Intention #3: Write Often
Discipline. I’m not a fan. And yet discipline is a crucial aspect of my third intention: write often.
I doubt anyone would describe me as a disciplined person.
For the twelve years I studied piano, I never practiced on a consistent schedule. Scales? Pass. Instead, I crammed the few days before a recital or competition with hours of ruthless practice.
I’ve never really had a “daily quiet time.” During my freshman year of college, my routine looked like this: leave Spanish class, buy a Coke and a muffin, head back to my dorm room, listen to an Elizabeth Elliot message, read the Bible for seven minutes, journaled for seven minutes, and pray for seven minutes. But when my schedule changed, so did my quiet time rhythms.
Discipline Brings Freedom
Older and wiser, I now know that discipline can bring freedom. The jazz pianist who practiced the scales, the cadences, and the rhythms can improvise with ease. The person who read the Bible and prayed consistently knows God deeper and reflects his character effortlessly.
Discipline begins at a young age. Our parents and caretakers discipline us to train our character. Our teachers discipline us to train our hands to write and our brains to spell and add.
In many ways, discipline makes some practices and habits second-nature so that we have freedom for other endeavors—freedom to turn words into poems, numbers into lunar orbits, and notes into smooth sax solos. In other words, discipline pays off in the long-run.
I write often because I hope that the discipline will pay off. Perhaps the Perhaps it will pay off in a book deal, or a life changed by something I write. Perhaps the payoff will be smaller—better word choice, stronger verbs, or less clutter.
Discipline is Stewardship
Why writing though? Why not concentrate my efforts on being disciplined at something else? Why not running or playing the guitar or cooking the perfect white sauce? I chose writing because I felt called to write more.

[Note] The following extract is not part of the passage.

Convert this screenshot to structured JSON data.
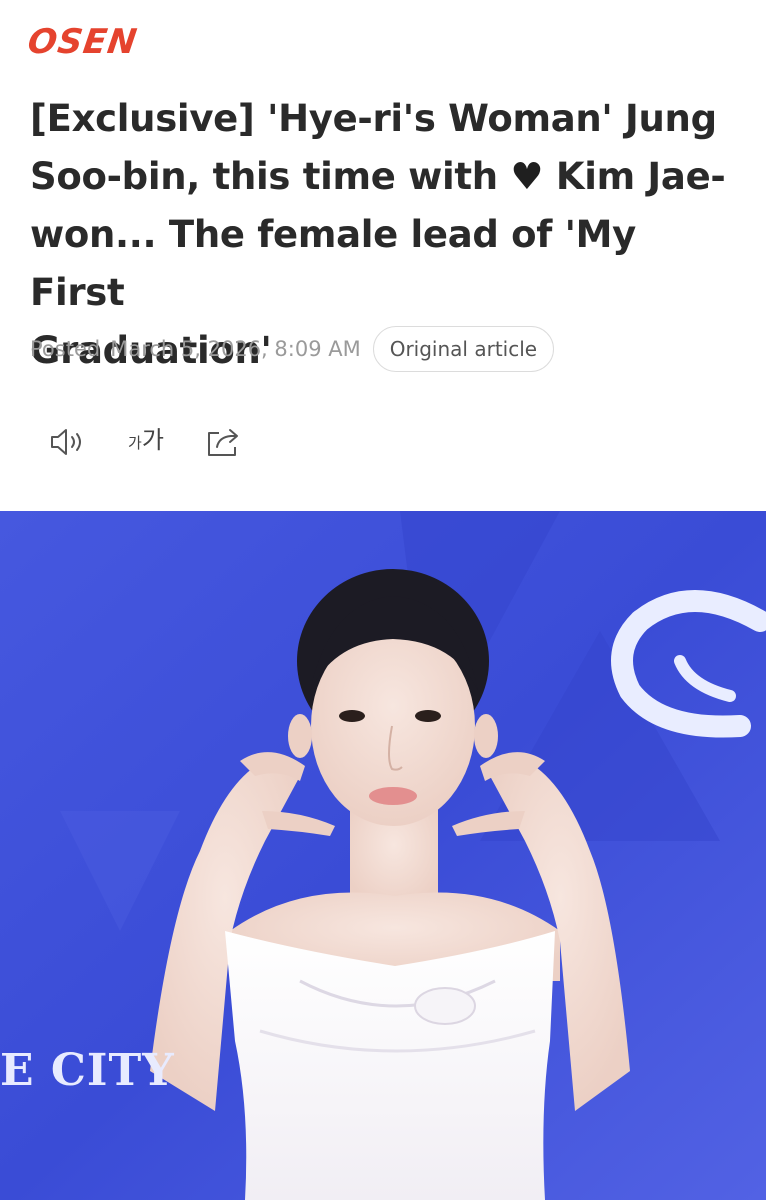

I didn’t discover this calling at the end of 2017; rather it had been bubbling up to the surface every now-and-then for years. Don’t get me wrong. I had been writing. Writing had been part of my curriculum development, consulting, and teaching work, but I approached writing as a tool to use rather than a gift to steward.
Thinking about writing as a gift to steward means I need to invest in it—I need to commit time, energy, and resources to develop my writing. Here are a few of the investments I’ve made already in 2018:
- Started reading and applying concepts from On Writing Well
- Attended a writing conference
- Put my writing “out there” on my blog and in other publications
- Practiced storytelling through #StoryTweeting
- Bought new software, apps, and tech tools to increase my productivity
We invest because we hope for a return. Again, we’re back to the idea that discipline can pay off. But when?
Honestly, I have not seen much payoff yet. It’s only May. I bet, however, that the payoff will come. When I write often, I relentlessly push the flywheel, hoping for a breakthrough.
Discipline Leads to Development
When I think about giftedness, I think about all of the inventories and lists created to help us identify our gifts. Few, however, direct us in ways to develop our gifts. (StrengthsFinder 2.0 is one exception.) Our gifts need nurture and care so that they can grow. We need to learn how to use them well so that God can use our gifts for the benefit of others.
What are some of your gifts? What have others affirmed in you? When have they noticed aptitude and potential? Do you treat those gifts more like a tool to use than a gift to steward? What might happen if you applied a little bit of discipline and development to that area of giftedness?